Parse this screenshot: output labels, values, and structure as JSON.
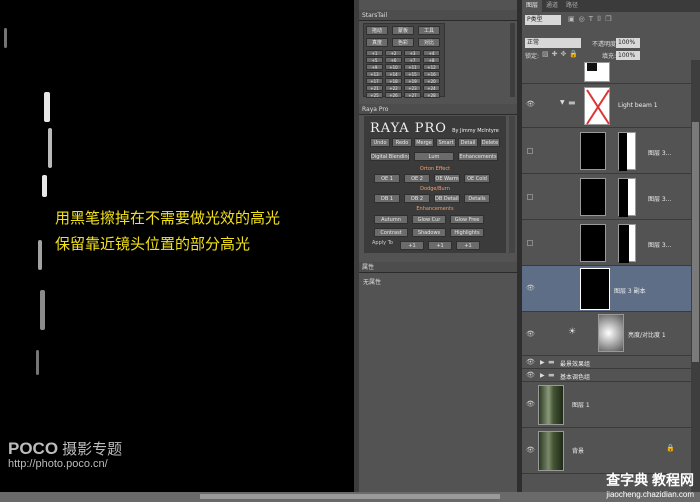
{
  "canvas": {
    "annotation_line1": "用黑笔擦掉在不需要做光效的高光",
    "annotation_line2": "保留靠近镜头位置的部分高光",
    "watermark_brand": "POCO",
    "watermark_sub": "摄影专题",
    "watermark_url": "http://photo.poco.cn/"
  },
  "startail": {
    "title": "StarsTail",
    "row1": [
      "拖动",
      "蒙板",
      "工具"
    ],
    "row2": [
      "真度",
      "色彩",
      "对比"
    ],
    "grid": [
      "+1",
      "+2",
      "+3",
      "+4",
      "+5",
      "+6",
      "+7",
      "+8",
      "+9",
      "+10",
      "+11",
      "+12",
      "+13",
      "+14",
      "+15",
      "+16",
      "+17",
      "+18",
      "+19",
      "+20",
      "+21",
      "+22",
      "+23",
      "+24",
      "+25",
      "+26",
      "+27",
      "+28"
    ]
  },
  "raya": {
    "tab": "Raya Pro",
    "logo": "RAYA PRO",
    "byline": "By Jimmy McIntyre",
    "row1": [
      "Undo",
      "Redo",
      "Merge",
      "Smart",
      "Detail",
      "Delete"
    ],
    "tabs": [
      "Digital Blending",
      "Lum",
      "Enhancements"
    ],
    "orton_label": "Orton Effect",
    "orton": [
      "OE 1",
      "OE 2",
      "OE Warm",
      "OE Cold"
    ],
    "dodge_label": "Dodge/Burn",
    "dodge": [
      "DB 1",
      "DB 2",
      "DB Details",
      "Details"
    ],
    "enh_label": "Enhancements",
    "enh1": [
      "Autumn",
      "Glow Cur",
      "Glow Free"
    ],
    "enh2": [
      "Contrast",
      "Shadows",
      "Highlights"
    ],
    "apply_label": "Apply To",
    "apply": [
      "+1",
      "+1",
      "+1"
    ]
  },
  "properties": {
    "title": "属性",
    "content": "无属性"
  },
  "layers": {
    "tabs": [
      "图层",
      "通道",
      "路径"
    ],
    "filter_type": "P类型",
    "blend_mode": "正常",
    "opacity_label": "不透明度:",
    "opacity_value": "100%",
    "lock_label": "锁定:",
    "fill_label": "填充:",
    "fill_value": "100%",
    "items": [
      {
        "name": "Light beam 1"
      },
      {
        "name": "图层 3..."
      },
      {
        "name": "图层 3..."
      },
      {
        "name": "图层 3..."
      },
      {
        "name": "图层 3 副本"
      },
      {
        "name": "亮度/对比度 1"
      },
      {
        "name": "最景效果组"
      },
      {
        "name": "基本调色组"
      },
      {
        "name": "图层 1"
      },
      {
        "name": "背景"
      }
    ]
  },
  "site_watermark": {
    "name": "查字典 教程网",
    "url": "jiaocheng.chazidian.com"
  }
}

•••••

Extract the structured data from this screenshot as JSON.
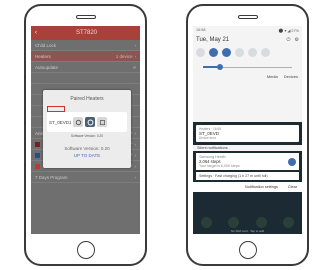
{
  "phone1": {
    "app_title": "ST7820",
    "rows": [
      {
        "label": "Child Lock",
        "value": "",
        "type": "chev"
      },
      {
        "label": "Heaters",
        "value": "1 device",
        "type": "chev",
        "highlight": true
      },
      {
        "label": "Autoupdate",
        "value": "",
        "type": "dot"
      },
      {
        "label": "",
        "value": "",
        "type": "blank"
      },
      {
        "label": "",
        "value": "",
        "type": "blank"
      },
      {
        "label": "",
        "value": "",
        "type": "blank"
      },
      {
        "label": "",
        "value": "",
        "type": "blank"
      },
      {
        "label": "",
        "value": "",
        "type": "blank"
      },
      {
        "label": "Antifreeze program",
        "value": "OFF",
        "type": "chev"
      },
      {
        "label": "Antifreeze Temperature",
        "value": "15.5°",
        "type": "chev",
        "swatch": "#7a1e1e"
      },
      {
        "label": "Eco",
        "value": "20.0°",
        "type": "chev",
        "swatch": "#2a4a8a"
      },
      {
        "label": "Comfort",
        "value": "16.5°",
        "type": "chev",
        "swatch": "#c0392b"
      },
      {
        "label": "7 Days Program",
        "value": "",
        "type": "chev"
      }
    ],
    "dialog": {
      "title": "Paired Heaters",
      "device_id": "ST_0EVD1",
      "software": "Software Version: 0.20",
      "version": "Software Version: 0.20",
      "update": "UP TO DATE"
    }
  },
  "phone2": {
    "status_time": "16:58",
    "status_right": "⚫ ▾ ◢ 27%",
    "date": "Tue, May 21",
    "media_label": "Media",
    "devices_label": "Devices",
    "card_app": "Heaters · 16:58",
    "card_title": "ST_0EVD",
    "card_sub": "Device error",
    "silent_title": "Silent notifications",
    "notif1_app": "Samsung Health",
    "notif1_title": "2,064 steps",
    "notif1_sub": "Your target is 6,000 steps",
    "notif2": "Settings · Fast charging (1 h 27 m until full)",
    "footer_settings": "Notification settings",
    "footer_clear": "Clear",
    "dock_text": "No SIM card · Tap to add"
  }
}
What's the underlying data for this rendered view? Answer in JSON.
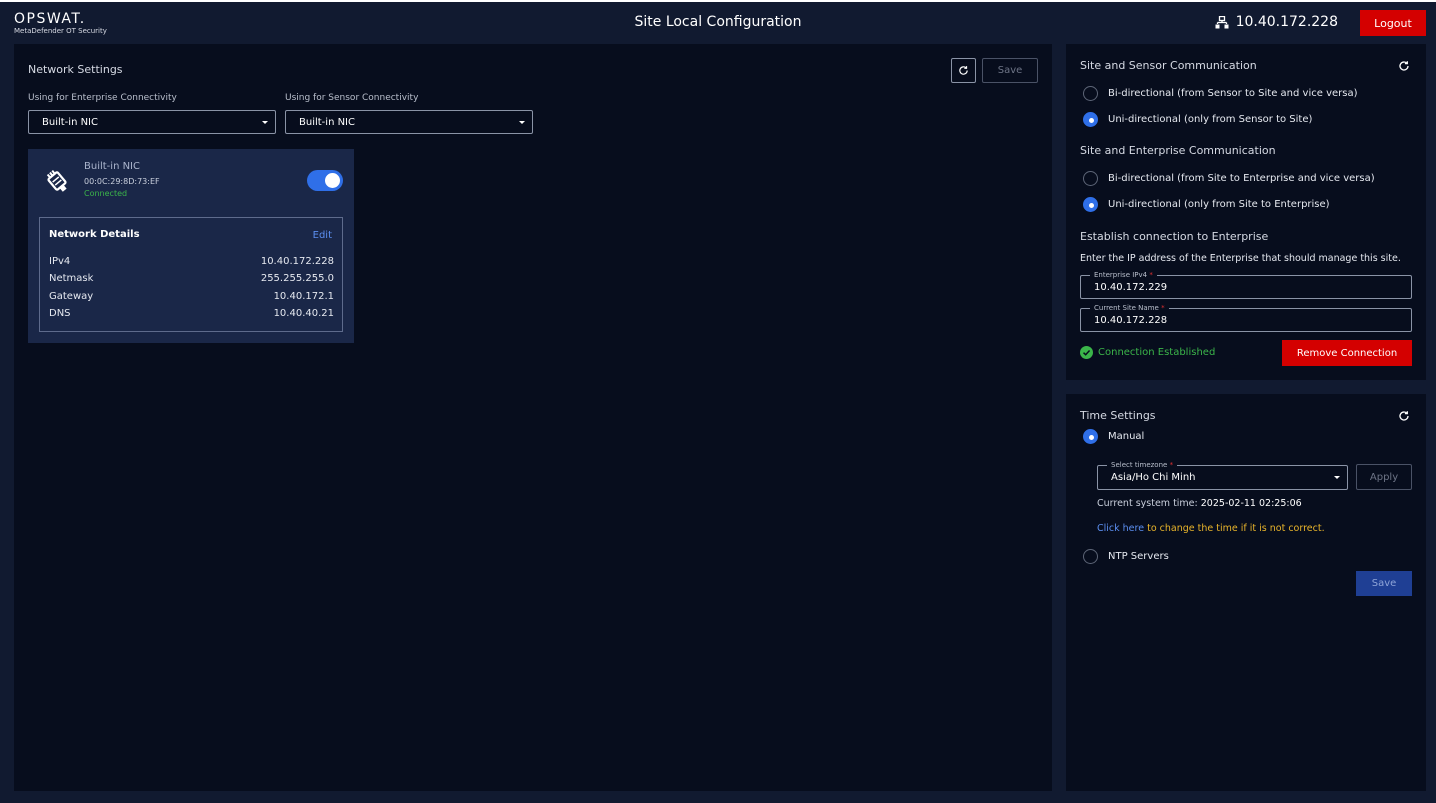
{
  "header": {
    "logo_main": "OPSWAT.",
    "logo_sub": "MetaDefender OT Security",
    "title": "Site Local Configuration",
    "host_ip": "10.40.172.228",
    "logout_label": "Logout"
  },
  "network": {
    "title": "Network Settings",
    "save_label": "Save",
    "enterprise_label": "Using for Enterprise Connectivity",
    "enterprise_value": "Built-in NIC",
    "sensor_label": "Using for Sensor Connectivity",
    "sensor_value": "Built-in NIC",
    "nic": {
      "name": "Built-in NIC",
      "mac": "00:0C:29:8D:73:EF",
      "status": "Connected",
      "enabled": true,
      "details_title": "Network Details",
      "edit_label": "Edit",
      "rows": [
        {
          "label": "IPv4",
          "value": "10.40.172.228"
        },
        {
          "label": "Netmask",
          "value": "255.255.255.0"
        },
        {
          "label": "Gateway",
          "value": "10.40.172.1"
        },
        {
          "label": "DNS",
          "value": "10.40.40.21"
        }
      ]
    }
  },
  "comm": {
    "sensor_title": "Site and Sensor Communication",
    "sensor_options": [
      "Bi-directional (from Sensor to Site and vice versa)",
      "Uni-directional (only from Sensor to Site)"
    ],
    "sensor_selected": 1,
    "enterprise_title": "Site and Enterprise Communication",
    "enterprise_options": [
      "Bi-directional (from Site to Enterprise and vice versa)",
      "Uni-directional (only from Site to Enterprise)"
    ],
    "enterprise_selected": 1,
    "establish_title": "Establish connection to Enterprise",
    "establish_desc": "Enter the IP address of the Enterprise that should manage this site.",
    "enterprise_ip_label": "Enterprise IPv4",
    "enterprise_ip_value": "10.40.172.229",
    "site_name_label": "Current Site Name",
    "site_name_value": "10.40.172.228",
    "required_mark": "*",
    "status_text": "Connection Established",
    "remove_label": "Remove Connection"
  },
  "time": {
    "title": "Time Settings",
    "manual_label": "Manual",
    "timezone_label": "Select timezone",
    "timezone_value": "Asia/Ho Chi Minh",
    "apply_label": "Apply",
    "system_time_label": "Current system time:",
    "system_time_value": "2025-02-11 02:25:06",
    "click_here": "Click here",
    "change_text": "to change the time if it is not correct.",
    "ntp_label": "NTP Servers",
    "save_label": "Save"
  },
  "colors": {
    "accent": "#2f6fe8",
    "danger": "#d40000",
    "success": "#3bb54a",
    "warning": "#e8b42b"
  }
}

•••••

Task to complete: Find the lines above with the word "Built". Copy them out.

Your response:
    "enterprise_value": "Built-in NIC",
    "sensor_value": "Built-in NIC",
      "name": "Built-in NIC",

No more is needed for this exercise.